--- Exercise goal ---
In which lines of the data does the string "period" appear? Copy every one.
═════ Supplied data ═════
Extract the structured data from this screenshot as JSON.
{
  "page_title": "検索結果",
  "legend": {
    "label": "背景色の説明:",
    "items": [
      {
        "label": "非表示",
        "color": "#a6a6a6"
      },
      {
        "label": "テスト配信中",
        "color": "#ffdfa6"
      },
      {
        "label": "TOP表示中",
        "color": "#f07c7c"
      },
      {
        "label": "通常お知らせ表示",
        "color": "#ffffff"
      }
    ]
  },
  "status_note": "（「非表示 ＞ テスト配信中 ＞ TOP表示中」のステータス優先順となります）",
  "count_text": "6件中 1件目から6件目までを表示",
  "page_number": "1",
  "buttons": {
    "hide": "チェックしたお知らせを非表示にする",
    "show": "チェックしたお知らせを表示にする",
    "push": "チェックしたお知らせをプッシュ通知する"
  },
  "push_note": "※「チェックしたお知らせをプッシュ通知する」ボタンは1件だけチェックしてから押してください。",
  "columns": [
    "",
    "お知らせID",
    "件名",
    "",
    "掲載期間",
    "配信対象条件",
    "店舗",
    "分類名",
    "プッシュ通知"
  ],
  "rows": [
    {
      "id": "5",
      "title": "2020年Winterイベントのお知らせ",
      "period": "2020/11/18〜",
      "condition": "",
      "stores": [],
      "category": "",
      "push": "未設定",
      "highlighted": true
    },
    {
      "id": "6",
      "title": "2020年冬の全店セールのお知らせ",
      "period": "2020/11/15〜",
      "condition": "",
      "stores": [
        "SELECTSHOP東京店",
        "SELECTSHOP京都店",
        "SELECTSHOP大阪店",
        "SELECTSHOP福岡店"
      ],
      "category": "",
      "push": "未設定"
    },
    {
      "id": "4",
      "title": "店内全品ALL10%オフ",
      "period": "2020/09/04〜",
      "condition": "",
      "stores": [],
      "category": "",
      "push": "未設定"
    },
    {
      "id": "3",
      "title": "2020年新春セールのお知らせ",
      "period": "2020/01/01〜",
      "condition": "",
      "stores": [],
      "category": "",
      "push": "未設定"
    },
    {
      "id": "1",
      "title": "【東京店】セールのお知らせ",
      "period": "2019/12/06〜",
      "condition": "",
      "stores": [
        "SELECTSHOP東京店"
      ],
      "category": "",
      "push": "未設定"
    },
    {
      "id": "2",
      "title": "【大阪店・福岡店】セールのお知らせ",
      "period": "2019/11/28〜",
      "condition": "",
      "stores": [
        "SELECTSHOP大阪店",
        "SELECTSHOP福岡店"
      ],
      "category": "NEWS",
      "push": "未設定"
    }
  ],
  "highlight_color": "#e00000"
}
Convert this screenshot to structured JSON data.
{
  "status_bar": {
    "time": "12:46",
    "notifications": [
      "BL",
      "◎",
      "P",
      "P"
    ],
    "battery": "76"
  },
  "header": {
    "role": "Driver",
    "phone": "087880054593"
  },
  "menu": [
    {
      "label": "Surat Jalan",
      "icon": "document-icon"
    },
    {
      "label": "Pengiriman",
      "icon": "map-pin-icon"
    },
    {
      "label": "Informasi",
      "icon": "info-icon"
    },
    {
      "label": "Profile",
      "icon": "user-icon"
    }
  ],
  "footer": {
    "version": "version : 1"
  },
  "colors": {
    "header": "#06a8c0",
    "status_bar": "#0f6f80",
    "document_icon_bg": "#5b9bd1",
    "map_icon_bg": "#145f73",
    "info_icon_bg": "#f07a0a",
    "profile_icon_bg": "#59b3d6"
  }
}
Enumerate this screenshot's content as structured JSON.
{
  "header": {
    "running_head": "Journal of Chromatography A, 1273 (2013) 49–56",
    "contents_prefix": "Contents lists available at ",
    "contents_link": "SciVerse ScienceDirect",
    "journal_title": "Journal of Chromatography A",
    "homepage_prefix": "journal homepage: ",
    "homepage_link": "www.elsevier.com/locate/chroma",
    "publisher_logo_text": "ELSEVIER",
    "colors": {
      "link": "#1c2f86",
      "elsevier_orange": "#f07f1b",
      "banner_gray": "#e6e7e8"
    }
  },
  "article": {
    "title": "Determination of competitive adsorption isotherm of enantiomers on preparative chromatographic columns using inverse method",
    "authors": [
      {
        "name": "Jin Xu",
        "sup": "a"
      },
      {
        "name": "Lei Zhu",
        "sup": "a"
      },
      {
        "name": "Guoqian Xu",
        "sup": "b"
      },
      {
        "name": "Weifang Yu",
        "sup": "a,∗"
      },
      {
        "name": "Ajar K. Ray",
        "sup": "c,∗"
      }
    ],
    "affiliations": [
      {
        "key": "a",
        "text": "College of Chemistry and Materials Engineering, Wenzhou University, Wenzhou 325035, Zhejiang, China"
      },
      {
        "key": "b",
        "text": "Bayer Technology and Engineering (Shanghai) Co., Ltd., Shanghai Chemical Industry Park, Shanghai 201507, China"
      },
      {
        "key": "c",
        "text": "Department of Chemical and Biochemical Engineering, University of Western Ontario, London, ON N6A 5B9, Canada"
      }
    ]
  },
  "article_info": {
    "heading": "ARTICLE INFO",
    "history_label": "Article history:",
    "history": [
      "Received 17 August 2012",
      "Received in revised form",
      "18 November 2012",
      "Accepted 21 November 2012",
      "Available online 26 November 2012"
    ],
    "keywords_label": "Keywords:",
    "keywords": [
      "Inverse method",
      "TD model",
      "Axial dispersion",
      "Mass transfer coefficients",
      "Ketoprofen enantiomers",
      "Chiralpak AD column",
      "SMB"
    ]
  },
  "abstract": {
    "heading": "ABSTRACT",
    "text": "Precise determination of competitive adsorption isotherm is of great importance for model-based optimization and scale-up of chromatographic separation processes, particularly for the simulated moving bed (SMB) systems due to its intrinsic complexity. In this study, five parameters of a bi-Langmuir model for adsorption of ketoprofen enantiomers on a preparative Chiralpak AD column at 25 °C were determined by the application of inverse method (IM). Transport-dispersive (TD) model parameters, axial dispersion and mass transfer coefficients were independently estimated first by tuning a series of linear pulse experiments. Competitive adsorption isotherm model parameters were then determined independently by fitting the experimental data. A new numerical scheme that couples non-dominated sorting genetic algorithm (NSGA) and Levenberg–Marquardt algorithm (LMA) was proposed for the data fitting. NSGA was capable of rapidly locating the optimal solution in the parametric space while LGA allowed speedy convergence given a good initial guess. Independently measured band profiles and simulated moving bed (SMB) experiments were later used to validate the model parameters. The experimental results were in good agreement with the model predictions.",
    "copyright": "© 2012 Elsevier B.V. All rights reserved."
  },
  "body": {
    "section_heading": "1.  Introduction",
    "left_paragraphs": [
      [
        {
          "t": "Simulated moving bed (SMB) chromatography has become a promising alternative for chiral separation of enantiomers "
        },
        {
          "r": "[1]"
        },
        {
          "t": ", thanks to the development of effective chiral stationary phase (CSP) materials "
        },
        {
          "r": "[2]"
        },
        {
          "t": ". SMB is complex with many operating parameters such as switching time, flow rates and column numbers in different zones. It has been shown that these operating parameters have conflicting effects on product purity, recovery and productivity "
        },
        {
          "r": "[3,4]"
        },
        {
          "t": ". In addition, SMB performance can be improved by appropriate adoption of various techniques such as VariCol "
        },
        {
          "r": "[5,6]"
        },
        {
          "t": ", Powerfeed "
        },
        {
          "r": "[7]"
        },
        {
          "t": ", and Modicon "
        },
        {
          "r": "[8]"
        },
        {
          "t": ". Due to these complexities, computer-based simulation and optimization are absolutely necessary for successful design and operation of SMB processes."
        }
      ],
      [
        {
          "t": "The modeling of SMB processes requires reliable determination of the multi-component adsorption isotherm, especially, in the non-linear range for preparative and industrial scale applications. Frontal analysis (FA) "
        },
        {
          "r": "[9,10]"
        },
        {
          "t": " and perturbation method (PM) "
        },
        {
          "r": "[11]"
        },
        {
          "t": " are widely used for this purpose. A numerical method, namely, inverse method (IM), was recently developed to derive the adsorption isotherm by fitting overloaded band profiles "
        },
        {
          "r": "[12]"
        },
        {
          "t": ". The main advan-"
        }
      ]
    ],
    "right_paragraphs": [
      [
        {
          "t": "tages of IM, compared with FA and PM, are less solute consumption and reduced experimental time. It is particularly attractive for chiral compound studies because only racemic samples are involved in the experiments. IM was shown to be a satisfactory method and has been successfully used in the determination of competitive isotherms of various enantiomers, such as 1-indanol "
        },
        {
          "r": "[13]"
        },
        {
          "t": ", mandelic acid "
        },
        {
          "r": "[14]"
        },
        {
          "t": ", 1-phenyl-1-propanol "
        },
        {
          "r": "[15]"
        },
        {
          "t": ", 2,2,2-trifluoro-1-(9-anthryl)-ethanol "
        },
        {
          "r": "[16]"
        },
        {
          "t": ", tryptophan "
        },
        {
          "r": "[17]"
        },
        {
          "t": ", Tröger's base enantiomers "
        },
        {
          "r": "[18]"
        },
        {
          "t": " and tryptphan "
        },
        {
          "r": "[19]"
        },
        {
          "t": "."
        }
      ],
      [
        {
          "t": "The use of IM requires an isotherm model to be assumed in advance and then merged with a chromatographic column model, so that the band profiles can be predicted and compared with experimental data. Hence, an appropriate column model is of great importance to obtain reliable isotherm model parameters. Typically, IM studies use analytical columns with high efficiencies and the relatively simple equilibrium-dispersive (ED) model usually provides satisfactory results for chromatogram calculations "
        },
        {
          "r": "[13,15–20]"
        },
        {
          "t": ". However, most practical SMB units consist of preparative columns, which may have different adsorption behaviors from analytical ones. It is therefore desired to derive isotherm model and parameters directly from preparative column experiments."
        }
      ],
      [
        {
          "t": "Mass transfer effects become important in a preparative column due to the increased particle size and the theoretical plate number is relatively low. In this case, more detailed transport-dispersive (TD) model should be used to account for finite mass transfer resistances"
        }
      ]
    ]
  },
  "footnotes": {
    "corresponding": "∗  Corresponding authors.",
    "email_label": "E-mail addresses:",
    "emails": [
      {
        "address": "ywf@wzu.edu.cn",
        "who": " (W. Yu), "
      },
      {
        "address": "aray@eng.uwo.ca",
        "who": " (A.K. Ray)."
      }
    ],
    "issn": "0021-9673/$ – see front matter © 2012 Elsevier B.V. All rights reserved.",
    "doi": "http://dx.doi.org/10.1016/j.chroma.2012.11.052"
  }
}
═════
--- Answer to the exercise ---
      "period": "2020/11/18〜",
      "period": "2020/11/15〜",
      "period": "2020/09/04〜",
      "period": "2020/01/01〜",
      "period": "2019/12/06〜",
      "period": "2019/11/28〜",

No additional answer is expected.